* [PROBLEM]
Keep the pictures out and restate every record exactly.

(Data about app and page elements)

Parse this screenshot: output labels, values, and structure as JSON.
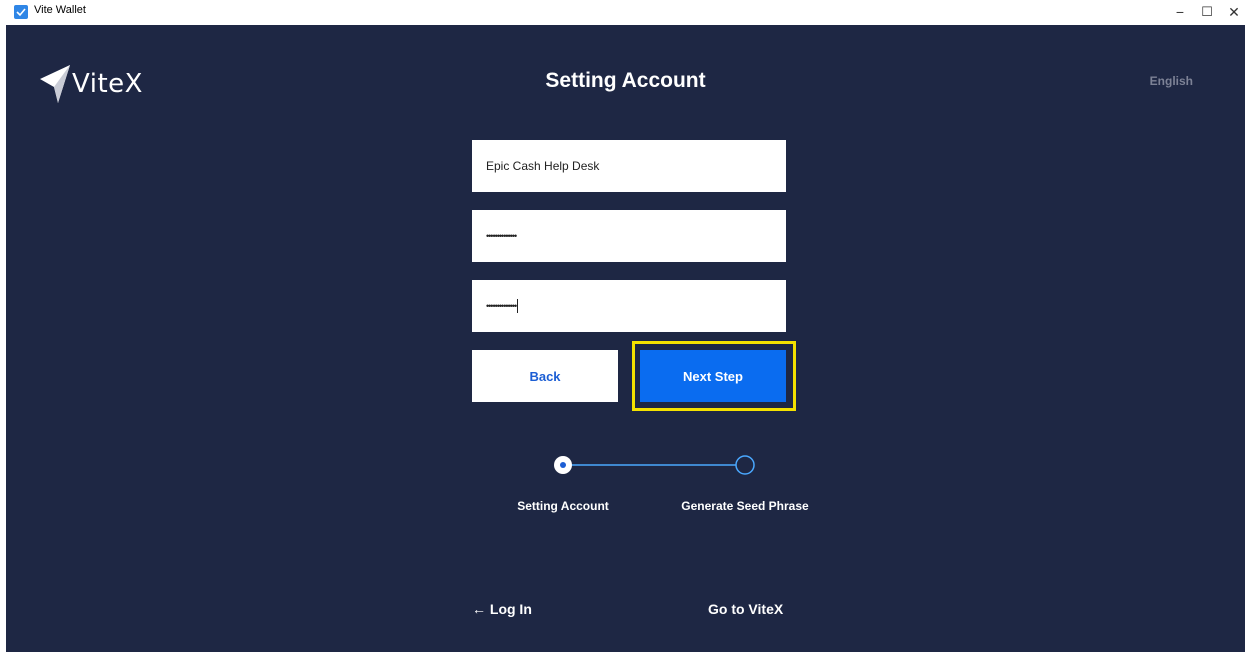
{
  "window": {
    "title": "Vite Wallet",
    "controls": [
      "−",
      "☐",
      "✕"
    ]
  },
  "header": {
    "logo_text": "ViteX",
    "title": "Setting Account",
    "language": "English"
  },
  "form": {
    "account_name": "Epic Cash Help Desk",
    "password_masked": "••••••••••••••",
    "confirm_password_masked": "••••••••••••••"
  },
  "buttons": {
    "back": "Back",
    "next": "Next Step"
  },
  "steps": [
    {
      "label": "Setting Account",
      "active": true
    },
    {
      "label": "Generate Seed Phrase",
      "active": false
    }
  ],
  "footer": {
    "login": "← Log In",
    "go_vitex": "Go to ViteX"
  },
  "colors": {
    "background": "#1e2744",
    "accent": "#0a6cf0",
    "highlight": "#f4e100",
    "step_line": "#4aa8ff"
  }
}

* [RESPONSE]
Parse this screenshot: output labels, values, and structure as JSON.
{
  "window": {
    "title": "Vite Wallet",
    "controls": [
      "−",
      "☐",
      "✕"
    ]
  },
  "header": {
    "logo_text": "ViteX",
    "title": "Setting Account",
    "language": "English"
  },
  "form": {
    "account_name": "Epic Cash Help Desk",
    "password_masked": "••••••••••••••",
    "confirm_password_masked": "••••••••••••••"
  },
  "buttons": {
    "back": "Back",
    "next": "Next Step"
  },
  "steps": [
    {
      "label": "Setting Account",
      "active": true
    },
    {
      "label": "Generate Seed Phrase",
      "active": false
    }
  ],
  "footer": {
    "login": "← Log In",
    "go_vitex": "Go to ViteX"
  },
  "colors": {
    "background": "#1e2744",
    "accent": "#0a6cf0",
    "highlight": "#f4e100",
    "step_line": "#4aa8ff"
  }
}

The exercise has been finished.